Records for this task:
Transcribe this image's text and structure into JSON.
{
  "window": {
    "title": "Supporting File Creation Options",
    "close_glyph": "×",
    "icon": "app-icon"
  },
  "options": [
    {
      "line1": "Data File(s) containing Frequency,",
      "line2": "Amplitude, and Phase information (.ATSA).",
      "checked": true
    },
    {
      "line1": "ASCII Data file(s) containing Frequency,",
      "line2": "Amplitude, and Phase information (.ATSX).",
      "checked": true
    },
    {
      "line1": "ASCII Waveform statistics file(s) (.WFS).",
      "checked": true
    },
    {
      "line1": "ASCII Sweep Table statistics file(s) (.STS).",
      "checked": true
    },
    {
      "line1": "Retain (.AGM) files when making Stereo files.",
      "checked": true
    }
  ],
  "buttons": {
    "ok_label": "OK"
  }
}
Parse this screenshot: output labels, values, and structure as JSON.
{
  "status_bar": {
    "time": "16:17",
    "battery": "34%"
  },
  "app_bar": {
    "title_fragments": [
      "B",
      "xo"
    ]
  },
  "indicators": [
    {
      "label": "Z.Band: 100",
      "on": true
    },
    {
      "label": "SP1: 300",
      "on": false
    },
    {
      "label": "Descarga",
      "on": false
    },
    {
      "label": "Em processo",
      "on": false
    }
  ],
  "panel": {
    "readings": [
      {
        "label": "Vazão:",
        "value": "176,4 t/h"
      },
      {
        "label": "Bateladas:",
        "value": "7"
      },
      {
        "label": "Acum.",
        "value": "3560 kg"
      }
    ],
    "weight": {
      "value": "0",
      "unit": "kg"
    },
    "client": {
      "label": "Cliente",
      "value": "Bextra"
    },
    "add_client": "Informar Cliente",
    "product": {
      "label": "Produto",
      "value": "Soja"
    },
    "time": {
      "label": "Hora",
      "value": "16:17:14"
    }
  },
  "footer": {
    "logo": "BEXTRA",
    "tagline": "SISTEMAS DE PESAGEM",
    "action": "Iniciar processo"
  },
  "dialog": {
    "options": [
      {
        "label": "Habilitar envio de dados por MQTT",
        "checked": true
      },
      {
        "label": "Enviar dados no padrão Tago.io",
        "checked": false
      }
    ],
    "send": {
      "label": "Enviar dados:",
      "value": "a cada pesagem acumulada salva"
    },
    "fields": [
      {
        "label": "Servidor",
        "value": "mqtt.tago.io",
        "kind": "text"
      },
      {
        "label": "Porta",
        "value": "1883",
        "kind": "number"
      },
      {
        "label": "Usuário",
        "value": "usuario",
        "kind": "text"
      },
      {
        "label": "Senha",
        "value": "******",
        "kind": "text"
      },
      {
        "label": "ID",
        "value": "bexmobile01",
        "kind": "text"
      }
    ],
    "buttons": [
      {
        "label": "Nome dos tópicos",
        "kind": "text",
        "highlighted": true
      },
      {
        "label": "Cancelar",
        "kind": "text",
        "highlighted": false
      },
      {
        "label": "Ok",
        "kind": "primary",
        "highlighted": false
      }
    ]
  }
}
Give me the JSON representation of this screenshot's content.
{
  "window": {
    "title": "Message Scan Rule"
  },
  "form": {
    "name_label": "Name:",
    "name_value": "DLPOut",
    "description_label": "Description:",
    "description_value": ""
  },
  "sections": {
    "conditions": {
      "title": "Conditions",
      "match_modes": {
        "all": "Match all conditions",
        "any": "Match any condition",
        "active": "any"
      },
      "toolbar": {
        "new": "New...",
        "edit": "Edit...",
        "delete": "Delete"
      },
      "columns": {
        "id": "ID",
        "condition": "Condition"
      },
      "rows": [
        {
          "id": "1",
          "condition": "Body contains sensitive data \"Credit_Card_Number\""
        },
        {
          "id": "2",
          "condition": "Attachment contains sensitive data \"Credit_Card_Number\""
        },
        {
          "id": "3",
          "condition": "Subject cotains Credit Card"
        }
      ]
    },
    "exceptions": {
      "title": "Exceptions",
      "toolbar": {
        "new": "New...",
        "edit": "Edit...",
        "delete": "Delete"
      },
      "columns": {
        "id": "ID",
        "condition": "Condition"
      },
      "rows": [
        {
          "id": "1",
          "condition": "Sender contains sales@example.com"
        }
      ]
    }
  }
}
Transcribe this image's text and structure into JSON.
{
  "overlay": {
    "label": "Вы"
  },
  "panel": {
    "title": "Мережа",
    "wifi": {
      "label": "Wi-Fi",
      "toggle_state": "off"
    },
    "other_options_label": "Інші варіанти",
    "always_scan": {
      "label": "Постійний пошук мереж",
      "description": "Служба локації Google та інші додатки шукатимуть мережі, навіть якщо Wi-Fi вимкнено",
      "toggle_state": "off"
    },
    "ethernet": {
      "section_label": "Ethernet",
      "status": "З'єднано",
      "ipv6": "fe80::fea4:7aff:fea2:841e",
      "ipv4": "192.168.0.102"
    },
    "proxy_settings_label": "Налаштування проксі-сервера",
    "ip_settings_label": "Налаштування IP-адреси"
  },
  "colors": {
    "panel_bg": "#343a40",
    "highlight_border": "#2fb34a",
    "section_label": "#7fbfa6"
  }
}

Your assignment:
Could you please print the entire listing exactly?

The answer:
Transcribe this image's text and structure into JSON.
{
  "window": {
    "title": "Supporting File Creation Options",
    "close_glyph": "×",
    "icon": "app-icon"
  },
  "options": [
    {
      "line1": "Data File(s) containing Frequency,",
      "line2": "Amplitude, and Phase information (.ATSA).",
      "checked": true
    },
    {
      "line1": "ASCII Data file(s) containing Frequency,",
      "line2": "Amplitude, and Phase information (.ATSX).",
      "checked": true
    },
    {
      "line1": "ASCII Waveform statistics file(s) (.WFS).",
      "checked": true
    },
    {
      "line1": "ASCII Sweep Table statistics file(s) (.STS).",
      "checked": true
    },
    {
      "line1": "Retain (.AGM) files when making Stereo files.",
      "checked": true
    }
  ],
  "buttons": {
    "ok_label": "OK"
  }
}
Parse this screenshot: output labels, values, and structure as JSON.
{
  "status_bar": {
    "time": "16:17",
    "battery": "34%"
  },
  "app_bar": {
    "title_fragments": [
      "B",
      "xo"
    ]
  },
  "indicators": [
    {
      "label": "Z.Band: 100",
      "on": true
    },
    {
      "label": "SP1: 300",
      "on": false
    },
    {
      "label": "Descarga",
      "on": false
    },
    {
      "label": "Em processo",
      "on": false
    }
  ],
  "panel": {
    "readings": [
      {
        "label": "Vazão:",
        "value": "176,4 t/h"
      },
      {
        "label": "Bateladas:",
        "value": "7"
      },
      {
        "label": "Acum.",
        "value": "3560 kg"
      }
    ],
    "weight": {
      "value": "0",
      "unit": "kg"
    },
    "client": {
      "label": "Cliente",
      "value": "Bextra"
    },
    "add_client": "Informar Cliente",
    "product": {
      "label": "Produto",
      "value": "Soja"
    },
    "time": {
      "label": "Hora",
      "value": "16:17:14"
    }
  },
  "footer": {
    "logo": "BEXTRA",
    "tagline": "SISTEMAS DE PESAGEM",
    "action": "Iniciar processo"
  },
  "dialog": {
    "options": [
      {
        "label": "Habilitar envio de dados por MQTT",
        "checked": true
      },
      {
        "label": "Enviar dados no padrão Tago.io",
        "checked": false
      }
    ],
    "send": {
      "label": "Enviar dados:",
      "value": "a cada pesagem acumulada salva"
    },
    "fields": [
      {
        "label": "Servidor",
        "value": "mqtt.tago.io",
        "kind": "text"
      },
      {
        "label": "Porta",
        "value": "1883",
        "kind": "number"
      },
      {
        "label": "Usuário",
        "value": "usuario",
        "kind": "text"
      },
      {
        "label": "Senha",
        "value": "******",
        "kind": "text"
      },
      {
        "label": "ID",
        "value": "bexmobile01",
        "kind": "text"
      }
    ],
    "buttons": [
      {
        "label": "Nome dos tópicos",
        "kind": "text",
        "highlighted": true
      },
      {
        "label": "Cancelar",
        "kind": "text",
        "highlighted": false
      },
      {
        "label": "Ok",
        "kind": "primary",
        "highlighted": false
      }
    ]
  }
}
Give me the JSON representation of this screenshot's content.
{
  "window": {
    "title": "Message Scan Rule"
  },
  "form": {
    "name_label": "Name:",
    "name_value": "DLPOut",
    "description_label": "Description:",
    "description_value": ""
  },
  "sections": {
    "conditions": {
      "title": "Conditions",
      "match_modes": {
        "all": "Match all conditions",
        "any": "Match any condition",
        "active": "any"
      },
      "toolbar": {
        "new": "New...",
        "edit": "Edit...",
        "delete": "Delete"
      },
      "columns": {
        "id": "ID",
        "condition": "Condition"
      },
      "rows": [
        {
          "id": "1",
          "condition": "Body contains sensitive data \"Credit_Card_Number\""
        },
        {
          "id": "2",
          "condition": "Attachment contains sensitive data \"Credit_Card_Number\""
        },
        {
          "id": "3",
          "condition": "Subject cotains Credit Card"
        }
      ]
    },
    "exceptions": {
      "title": "Exceptions",
      "toolbar": {
        "new": "New...",
        "edit": "Edit...",
        "delete": "Delete"
      },
      "columns": {
        "id": "ID",
        "condition": "Condition"
      },
      "rows": [
        {
          "id": "1",
          "condition": "Sender contains sales@example.com"
        }
      ]
    }
  }
}
Transcribe this image's text and structure into JSON.
{
  "overlay": {
    "label": "Вы"
  },
  "panel": {
    "title": "Мережа",
    "wifi": {
      "label": "Wi-Fi",
      "toggle_state": "off"
    },
    "other_options_label": "Інші варіанти",
    "always_scan": {
      "label": "Постійний пошук мереж",
      "description": "Служба локації Google та інші додатки шукатимуть мережі, навіть якщо Wi-Fi вимкнено",
      "toggle_state": "off"
    },
    "ethernet": {
      "section_label": "Ethernet",
      "status": "З'єднано",
      "ipv6": "fe80::fea4:7aff:fea2:841e",
      "ipv4": "192.168.0.102"
    },
    "proxy_settings_label": "Налаштування проксі-сервера",
    "ip_settings_label": "Налаштування IP-адреси"
  },
  "colors": {
    "panel_bg": "#343a40",
    "highlight_border": "#2fb34a",
    "section_label": "#7fbfa6"
  }
}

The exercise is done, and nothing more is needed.